***** Entries shown *****

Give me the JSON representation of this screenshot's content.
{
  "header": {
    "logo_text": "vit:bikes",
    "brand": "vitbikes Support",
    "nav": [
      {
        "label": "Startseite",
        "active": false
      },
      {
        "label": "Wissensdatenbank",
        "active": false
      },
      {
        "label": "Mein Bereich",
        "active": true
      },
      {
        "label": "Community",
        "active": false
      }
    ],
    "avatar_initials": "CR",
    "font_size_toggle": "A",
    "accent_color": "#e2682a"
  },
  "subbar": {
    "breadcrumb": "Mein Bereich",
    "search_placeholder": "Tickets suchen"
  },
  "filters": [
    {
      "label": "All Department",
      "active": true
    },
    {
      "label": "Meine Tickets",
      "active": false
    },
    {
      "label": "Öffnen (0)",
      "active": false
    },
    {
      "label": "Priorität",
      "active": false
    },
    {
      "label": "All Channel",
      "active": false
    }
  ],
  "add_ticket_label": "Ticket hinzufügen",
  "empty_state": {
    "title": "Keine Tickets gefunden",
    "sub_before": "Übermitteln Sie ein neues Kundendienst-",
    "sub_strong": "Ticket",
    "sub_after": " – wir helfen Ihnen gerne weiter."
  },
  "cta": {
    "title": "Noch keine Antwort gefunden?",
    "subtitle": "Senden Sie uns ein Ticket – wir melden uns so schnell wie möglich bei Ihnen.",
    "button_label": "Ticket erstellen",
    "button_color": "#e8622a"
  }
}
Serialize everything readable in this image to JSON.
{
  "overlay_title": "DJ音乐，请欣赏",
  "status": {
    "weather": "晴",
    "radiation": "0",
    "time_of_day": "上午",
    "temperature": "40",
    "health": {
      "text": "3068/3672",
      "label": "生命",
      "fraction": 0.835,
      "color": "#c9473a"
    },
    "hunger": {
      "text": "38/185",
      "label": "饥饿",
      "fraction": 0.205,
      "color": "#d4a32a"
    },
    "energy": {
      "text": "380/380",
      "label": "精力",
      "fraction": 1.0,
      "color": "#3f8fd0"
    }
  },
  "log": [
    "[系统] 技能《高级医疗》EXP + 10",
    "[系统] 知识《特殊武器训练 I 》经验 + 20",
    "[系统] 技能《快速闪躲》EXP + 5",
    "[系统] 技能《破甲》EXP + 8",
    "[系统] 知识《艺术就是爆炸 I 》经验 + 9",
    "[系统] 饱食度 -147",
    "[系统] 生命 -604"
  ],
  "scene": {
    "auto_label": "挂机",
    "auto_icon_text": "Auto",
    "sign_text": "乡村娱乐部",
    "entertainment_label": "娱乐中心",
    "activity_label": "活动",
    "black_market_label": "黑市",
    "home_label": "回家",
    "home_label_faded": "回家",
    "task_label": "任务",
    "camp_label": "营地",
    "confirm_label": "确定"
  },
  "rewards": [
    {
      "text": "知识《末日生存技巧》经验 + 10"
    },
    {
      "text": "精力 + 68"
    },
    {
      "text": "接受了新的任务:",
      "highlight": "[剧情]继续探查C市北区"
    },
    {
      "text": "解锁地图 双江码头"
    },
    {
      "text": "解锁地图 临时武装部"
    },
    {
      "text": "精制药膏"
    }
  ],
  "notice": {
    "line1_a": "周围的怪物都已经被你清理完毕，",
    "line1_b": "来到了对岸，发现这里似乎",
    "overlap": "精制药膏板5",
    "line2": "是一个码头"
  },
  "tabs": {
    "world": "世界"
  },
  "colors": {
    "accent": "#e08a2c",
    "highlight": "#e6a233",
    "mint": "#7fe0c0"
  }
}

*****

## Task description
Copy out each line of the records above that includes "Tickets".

## Answer to the problem
    "search_placeholder": "Tickets suchen"
      "label": "Meine Tickets",
    "title": "Keine Tickets gefunden",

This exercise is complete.